New Zines!

The most recent Zinefest to be held in Wellington was in October 2020, and once again it was a big one. It was held over two days, this time at the Wellington Faculty of Architecture and Design Innovation, with different stallholders on both days. Most of our lending zine collection is bought at the Wellington Zinefests.

So where can you borrow our zines from? You can find them at three of our branches: Arapaki Manners Library, Newtown Library, and He Matapihi Molesworth Library at the National Library. Our zines are free to borrow for three weeks, and can be renewed for another three weeks.

Here are some selected zine highlights from the October 2020 Wellington Zinefest. These will be available for borrowing, so look out for them on our shelves.

Unsurprisingly, zines about quarantine and lockdown were a big theme this year: Miles Davitt created Quarantine Comix about the experience of being in quarantine in both Australia and New Zealand; Aotearoa: A Herd of 5 Million is exactly what its subtitle suggests: “a pictorial investigation into the collective consciousness of 21st century New Zealand (the farming colony)”; Humans in Lockdown is a satirical take on various personalities, and how they experienced lockdown, by Daniel Vernon; while Hamish Wilson’s An Airport Journal of remastered sketches has a section on Covid-19; lastly Els. continues her ongoing series Fancy Ladies Being Salty with a special lockdown edition as it applies to nineteenth century illustrations of fashion.

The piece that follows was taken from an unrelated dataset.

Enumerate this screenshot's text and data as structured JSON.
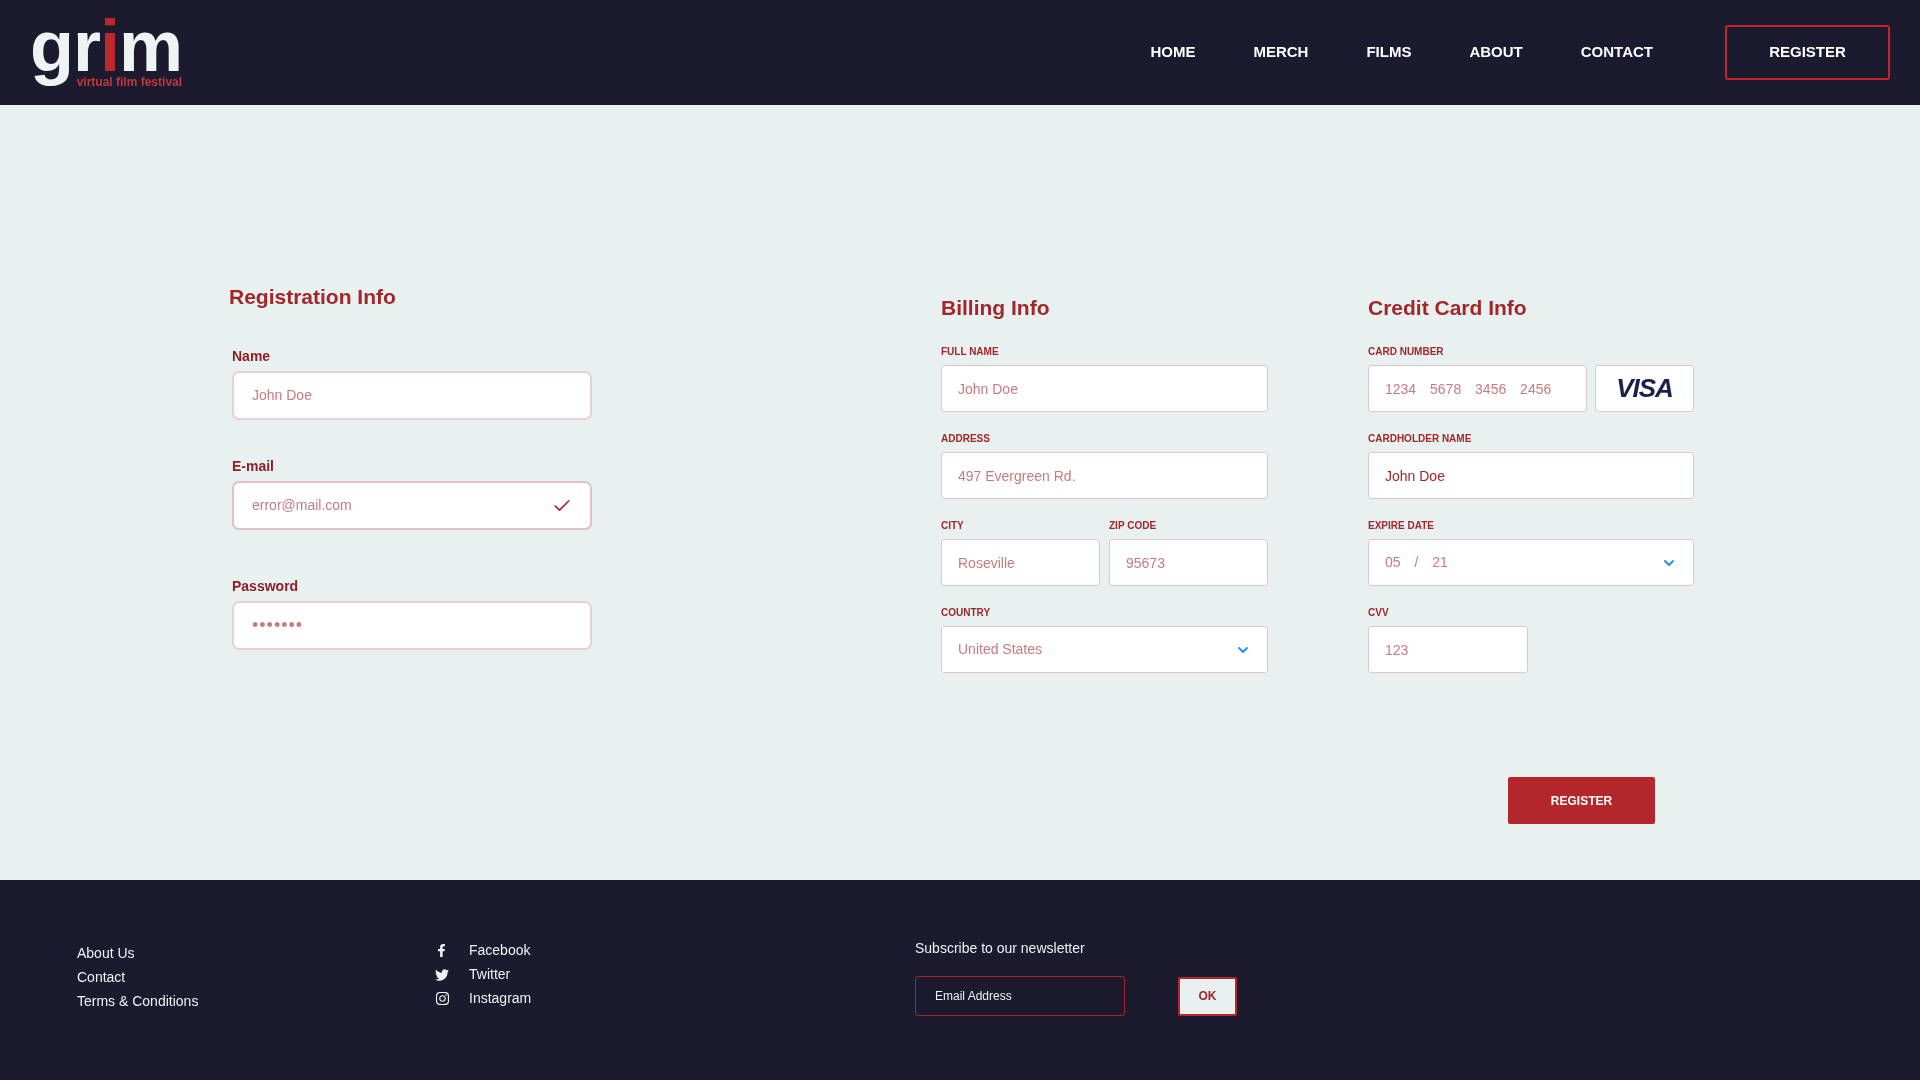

Another strong theme was zines about Wellington, and about birds in Wellington and New Zealand: Charlotte Page has written a small, short, black and white zine about being Gothic in Wellington, called Wellington Gothic; while David Coyle has written a collection of poems, a couple of which are devoted to Wellington, in Cuba Street and Other Poems. Catrina S. and James H. have collaborated on a tongue-in-cheek bird guide in their A Guide to Wellington Birds; while immigrant couple Zach Mandeville and Angelica Blevins have bravely created A Non-Native Guide to Native Birds.

Other themes include illustrated explorations of topics, such as death and sinning, by Davin Richardson in A Fright-ful Book About Death, and The Seven Deadly Sins respectively; and by Chantal Mcilraith in The Seven Deadly Stages of Procrastination. There were several delightful wordless, or nearly wordless, comics such as Moon Bandits, by Myrjam Van de Vijver, about an astronaut who finds that the moon is not as empty as she was expecting; and two about cats: Probable Claws by Chantal Mcilraith, about a very brave cat, and El Sueño del Gato by Abigail Sucsy, about what a cat gets up to at night while its person sleeps. There were also a couple of colouring-in books: Finding Karl by Eshant Gandhi, and Pigment of Your Imagination by Bhavya Ahuja.

Finally, we have a fanzine by Els. devoted to Carly Rae Jepson; Issue 4 of Overcommunicate, a “Magazine for LGBTQIA+ women, non-binary folk, gender diverse people, and friends”; Issue 73 of Incredibly Hot Sex With Hideous People by Bryce Galloway; a new instalment of Sock Review, this time reviewing the different options for supporting a broken ankle; and The Princess Bride told entirely in film stills and emojis by Willow Scarlett.